§ SIR JOHN PAKINGTON
asked the President of the Board of Trade, Whether it is true that a counsel retained by the friends of some of the passengers lost in the London to attend the inquiry into the causes which led to the foundering of that ship, retired from the investigation because he was not permitted to cross-examine the witnesses; and, if so, what steps have been taken by the Board of Trade to elicit by an inquiry the whole facts so connected with that melancholy event?
§ MR. MILNER GIBSON
said, it was true that a learned gentleman who appeared on behalf of the relatives of some of the persons who perished in the London was refused permission to cross-examine the witnesses who were examined at the inquiry. Mr. Traill, the presiding magistrate, refused that permission in order that the inquiry might be conducted according to the provisions of the Act of Parliament. The form of the investigation into cases of shipwreck, which was ordered by the Board of Trade under the Merchant Shipping Act, was prescribed by the Act; and under it a person was specially appointed to conduct the inquiry. Mr. Traill, therefore, thought that the inquiry into the loss of the London should be conducted strictly in conformity with the Act; but in the exercise of his discretion had he allowed counsel to appear on behalf of the relatives of persons who had perished he would have caused long delay, and might have unnecessarily prejudiced rights and liability which were proper to be determined in a court of law. As some misconception prevailed on the subject he wished to state that no decision was come to in these inquiries which affected the rights or liabilities of any one, and that no one had a right or claim to be heard except the captain or mate, who might be deprived of his certificate. If it appeared during the inquiry that the ship was lost through default on the part of the captain or mate, it was provided by a clause in the Act that in such a case such captain 508 or mate should have a full opportunity of being heard either by himself or counsel. Mr. Traill had pointed out to him that there would be great practical inconvenience of various kinds if an inquiry into the cause of a wreck, instituted with the view of enabling all concerned to provide remedies against similar casualties, such as improved construction of ships, correction of charts, new lighthouses, and the like, should be made an opportunity for interested parties to anticipate proceedings, which ought more properly to take place in an ordinary court of law.
§ SIR JOHN PAKINGTON
said, as it seemed to him impossible that the public would be contented as respected the safety of passengers with the answer of the right hon.

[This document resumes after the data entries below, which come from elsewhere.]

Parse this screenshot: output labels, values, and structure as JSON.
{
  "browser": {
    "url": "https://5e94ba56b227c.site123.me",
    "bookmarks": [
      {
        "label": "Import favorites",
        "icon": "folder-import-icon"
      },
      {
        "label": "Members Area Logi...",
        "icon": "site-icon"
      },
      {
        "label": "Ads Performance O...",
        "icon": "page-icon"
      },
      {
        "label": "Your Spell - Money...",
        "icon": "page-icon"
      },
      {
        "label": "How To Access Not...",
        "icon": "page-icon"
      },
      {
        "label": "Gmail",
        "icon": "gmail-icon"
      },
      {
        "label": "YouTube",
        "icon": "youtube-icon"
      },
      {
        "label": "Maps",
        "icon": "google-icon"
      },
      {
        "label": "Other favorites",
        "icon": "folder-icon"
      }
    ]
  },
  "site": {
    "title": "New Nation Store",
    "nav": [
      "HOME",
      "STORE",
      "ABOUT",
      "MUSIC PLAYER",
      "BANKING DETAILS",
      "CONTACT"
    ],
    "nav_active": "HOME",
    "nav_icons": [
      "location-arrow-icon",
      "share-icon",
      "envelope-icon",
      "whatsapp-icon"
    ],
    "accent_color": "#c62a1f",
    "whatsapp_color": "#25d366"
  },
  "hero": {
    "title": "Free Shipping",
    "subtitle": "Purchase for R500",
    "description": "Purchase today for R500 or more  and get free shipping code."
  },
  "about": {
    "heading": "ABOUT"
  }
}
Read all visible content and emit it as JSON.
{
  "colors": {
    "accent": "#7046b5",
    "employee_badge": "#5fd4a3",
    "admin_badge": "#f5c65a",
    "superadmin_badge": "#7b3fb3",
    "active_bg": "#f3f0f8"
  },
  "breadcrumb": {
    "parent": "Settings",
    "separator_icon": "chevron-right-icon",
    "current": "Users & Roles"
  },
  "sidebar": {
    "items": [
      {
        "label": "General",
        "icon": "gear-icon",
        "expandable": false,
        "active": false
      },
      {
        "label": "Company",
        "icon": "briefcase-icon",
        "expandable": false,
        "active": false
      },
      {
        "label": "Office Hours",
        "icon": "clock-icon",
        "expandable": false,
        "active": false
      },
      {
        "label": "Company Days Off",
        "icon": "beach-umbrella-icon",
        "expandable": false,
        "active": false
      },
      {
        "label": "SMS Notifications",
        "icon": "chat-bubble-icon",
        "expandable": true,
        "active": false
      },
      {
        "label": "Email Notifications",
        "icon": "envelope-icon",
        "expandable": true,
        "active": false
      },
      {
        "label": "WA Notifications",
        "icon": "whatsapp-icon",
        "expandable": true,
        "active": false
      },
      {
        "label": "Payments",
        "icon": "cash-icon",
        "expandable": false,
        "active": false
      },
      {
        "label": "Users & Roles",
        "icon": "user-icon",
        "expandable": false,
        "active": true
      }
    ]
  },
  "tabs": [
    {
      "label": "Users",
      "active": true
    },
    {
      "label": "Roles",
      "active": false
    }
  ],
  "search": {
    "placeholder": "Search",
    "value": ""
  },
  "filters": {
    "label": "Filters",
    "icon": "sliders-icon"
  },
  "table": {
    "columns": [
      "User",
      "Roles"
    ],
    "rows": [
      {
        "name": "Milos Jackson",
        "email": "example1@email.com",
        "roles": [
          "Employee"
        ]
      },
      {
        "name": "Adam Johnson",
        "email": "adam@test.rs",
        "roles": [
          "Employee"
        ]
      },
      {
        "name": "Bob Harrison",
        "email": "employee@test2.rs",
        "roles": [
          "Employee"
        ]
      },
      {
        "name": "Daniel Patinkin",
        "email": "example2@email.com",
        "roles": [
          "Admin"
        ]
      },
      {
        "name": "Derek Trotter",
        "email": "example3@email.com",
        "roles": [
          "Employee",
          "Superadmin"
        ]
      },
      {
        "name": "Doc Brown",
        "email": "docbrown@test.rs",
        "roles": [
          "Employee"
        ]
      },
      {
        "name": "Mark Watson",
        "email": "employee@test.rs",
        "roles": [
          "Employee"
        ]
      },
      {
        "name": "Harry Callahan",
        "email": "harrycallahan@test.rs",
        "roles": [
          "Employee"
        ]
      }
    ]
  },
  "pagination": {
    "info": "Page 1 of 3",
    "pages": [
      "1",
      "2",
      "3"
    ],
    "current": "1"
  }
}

Gentleman, he gave notice that on a future day he would call the attention of the House to the subject.